### Problem to work on
From the entries below, copy out all lines holding "반대의견".

== Segment start ==

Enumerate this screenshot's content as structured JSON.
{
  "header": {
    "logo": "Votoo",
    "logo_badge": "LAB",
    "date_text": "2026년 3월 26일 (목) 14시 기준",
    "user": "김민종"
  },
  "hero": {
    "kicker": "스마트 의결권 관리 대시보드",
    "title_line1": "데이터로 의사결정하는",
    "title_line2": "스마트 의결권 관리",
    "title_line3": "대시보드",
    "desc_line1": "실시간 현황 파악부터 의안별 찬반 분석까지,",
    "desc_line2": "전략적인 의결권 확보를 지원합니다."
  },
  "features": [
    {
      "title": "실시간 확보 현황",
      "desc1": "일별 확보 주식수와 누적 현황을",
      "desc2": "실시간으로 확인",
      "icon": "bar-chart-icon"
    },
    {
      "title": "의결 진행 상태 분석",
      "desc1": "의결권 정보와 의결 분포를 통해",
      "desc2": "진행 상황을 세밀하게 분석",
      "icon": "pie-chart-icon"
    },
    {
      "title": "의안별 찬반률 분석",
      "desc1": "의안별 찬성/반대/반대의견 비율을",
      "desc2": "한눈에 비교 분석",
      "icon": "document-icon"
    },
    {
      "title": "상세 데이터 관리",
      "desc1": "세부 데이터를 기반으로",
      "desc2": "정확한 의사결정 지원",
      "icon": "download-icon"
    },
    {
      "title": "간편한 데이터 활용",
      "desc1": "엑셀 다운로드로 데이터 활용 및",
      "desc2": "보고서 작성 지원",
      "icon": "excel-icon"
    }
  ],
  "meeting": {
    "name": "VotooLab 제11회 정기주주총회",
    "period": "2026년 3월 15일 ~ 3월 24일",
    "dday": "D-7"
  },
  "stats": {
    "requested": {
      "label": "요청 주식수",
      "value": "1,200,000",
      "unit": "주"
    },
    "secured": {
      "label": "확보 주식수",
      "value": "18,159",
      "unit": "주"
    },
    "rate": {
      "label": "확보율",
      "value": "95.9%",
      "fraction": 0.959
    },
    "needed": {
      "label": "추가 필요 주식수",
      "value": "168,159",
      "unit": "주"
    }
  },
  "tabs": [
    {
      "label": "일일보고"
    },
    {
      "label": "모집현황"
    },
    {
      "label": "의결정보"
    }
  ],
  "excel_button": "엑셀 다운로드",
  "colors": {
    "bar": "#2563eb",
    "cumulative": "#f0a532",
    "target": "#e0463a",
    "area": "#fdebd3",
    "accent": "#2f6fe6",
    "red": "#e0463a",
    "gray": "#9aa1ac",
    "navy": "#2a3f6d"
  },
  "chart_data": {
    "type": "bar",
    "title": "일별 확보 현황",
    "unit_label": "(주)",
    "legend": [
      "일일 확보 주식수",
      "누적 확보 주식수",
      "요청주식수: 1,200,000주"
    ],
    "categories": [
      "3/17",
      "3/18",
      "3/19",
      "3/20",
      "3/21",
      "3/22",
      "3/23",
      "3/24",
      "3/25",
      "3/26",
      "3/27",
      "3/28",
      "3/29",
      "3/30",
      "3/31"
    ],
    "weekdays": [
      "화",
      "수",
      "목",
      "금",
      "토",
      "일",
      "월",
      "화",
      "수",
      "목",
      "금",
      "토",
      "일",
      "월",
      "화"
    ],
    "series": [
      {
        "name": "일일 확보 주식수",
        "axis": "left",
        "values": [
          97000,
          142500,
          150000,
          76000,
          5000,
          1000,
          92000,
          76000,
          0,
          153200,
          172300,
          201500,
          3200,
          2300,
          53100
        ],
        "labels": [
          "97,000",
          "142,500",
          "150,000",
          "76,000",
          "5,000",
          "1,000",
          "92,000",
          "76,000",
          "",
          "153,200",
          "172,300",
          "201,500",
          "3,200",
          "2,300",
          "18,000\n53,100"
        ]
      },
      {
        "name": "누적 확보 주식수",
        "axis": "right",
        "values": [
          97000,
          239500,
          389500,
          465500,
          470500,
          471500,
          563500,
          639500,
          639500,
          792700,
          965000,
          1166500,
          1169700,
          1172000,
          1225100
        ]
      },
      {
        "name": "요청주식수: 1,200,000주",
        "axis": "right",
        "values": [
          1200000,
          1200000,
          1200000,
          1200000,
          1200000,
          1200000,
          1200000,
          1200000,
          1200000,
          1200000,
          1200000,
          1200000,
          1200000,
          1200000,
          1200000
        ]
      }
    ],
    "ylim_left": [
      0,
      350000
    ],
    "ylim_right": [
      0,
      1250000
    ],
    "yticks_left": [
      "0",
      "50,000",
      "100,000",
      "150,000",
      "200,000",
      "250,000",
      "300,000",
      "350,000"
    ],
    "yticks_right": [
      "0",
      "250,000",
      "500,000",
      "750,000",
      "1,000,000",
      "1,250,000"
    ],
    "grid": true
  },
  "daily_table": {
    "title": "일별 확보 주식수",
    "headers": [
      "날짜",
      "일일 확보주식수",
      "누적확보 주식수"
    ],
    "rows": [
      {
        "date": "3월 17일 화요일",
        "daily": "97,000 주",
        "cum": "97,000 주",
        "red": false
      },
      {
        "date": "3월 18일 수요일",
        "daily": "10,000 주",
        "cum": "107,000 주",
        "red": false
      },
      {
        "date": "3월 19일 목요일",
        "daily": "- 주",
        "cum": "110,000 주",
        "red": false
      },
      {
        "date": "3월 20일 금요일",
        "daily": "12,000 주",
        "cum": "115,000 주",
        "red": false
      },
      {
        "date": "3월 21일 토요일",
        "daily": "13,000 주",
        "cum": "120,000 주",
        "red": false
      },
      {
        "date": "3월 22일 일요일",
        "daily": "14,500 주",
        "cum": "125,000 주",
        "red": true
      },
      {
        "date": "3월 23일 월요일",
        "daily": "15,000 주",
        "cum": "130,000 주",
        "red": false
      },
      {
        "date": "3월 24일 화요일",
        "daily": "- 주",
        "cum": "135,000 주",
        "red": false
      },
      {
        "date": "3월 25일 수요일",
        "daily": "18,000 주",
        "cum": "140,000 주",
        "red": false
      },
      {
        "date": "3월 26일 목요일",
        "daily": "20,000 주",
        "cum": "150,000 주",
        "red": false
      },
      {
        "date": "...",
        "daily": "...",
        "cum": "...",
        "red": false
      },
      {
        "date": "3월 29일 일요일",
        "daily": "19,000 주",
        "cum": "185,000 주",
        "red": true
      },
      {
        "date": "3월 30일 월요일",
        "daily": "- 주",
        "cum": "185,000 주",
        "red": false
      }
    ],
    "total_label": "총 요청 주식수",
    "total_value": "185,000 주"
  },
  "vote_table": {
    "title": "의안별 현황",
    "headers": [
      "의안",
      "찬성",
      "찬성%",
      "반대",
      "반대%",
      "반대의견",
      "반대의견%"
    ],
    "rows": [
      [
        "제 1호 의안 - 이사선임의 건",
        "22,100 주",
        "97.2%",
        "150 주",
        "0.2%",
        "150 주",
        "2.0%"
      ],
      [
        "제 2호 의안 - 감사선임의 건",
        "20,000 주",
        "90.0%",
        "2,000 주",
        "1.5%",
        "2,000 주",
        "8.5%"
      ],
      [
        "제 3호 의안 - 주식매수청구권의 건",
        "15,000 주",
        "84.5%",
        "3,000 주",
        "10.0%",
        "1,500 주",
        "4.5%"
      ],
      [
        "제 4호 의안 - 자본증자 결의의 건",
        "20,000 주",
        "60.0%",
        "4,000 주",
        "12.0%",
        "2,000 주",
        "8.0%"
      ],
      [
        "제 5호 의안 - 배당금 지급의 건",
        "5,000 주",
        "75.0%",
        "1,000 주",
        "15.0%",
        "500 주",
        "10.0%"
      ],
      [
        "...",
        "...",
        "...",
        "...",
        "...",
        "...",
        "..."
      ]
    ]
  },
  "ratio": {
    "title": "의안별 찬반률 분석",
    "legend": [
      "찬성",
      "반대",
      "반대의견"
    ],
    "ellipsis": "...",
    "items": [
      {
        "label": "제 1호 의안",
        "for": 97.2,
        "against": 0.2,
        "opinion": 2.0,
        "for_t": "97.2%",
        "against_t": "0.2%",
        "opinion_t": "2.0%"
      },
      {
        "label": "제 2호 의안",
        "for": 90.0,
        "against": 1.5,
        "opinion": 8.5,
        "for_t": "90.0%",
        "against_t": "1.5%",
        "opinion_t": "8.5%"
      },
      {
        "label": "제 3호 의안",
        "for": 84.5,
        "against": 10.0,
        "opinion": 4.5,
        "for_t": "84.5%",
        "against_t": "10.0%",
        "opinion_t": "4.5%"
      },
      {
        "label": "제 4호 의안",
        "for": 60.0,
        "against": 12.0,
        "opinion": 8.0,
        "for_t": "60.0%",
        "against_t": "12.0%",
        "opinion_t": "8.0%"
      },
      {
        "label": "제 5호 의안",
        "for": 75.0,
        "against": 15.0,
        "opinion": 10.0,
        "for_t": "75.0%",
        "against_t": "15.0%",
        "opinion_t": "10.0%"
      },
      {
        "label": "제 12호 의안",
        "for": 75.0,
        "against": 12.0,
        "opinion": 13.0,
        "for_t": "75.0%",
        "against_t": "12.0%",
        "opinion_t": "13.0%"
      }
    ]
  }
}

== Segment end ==

### Solution to this exercise
      "desc1": "의안별 찬성/반대/반대의견 비율을",
      "반대의견",
      "반대의견%"
      "반대의견"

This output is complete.